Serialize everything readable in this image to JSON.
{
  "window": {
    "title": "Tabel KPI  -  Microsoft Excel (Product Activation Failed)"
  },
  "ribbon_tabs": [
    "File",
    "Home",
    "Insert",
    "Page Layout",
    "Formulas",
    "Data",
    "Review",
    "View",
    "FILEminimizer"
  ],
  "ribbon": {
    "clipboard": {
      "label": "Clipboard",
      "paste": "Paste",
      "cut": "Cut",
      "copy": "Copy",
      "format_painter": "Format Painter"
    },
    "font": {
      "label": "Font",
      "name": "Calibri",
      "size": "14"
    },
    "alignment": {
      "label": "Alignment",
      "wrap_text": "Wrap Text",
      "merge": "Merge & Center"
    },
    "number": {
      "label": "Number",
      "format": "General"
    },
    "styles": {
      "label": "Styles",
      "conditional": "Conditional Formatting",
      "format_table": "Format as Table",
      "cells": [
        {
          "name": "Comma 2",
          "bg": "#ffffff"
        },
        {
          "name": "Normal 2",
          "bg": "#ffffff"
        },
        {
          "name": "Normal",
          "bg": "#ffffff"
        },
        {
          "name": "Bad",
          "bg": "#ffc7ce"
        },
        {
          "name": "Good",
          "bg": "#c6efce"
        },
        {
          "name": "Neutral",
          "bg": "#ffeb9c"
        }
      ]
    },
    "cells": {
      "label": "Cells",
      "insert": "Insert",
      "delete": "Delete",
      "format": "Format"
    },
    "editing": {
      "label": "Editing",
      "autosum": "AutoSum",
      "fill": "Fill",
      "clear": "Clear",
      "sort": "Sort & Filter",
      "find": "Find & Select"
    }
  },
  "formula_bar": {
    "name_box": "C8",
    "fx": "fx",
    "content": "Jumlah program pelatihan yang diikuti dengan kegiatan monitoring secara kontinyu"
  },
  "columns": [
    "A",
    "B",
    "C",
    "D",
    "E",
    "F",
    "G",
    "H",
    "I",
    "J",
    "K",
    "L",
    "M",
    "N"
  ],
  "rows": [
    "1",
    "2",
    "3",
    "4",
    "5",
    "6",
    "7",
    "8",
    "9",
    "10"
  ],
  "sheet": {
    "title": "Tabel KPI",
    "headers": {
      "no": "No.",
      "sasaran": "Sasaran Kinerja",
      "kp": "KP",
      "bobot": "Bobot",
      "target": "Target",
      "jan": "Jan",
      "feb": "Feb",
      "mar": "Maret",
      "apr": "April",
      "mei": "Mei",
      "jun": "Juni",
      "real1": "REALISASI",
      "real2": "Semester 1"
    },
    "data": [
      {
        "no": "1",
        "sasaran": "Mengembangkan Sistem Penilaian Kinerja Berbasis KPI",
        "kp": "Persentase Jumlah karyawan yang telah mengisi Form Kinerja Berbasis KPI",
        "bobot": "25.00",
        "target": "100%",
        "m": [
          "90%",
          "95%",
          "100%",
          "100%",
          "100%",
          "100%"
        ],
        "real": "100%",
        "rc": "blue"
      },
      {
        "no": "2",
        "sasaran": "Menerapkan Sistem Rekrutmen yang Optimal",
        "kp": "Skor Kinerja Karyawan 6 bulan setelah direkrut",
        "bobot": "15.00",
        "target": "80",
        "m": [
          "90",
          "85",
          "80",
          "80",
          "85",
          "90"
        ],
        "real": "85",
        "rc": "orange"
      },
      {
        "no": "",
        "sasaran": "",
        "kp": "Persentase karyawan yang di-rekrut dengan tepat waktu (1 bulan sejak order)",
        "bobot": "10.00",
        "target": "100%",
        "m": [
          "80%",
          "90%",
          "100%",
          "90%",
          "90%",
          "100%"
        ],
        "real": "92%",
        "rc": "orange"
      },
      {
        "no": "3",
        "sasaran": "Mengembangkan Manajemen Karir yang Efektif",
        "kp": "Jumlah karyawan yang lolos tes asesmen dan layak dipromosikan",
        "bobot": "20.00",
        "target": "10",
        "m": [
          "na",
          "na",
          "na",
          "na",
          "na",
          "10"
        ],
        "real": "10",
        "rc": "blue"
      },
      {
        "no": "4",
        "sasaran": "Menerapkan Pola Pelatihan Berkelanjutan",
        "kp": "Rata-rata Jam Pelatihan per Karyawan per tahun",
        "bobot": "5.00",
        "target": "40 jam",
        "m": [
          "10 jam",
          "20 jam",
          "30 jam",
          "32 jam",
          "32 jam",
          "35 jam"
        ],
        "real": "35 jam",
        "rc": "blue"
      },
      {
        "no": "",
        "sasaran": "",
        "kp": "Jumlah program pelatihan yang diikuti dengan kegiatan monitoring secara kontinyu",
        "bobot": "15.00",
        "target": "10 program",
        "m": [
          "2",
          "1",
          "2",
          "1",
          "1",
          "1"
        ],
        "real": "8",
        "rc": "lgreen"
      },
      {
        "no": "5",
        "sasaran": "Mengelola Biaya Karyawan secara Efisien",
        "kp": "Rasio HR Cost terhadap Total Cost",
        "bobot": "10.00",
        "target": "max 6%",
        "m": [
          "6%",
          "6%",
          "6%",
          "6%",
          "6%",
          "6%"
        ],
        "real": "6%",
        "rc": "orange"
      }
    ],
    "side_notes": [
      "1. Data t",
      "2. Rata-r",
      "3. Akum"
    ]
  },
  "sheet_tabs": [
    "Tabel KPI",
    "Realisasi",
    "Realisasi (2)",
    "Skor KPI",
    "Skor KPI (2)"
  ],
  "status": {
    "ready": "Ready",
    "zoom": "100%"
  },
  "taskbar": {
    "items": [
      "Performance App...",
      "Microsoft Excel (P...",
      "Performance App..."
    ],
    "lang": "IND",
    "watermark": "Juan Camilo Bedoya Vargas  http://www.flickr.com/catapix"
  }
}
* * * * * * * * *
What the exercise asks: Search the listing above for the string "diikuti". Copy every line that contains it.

Answer space:
    "content": "Jumlah program pelatihan yang diikuti dengan kegiatan monitoring secara kontinyu"
        "kp": "Jumlah program pelatihan yang diikuti dengan kegiatan monitoring secara kontinyu",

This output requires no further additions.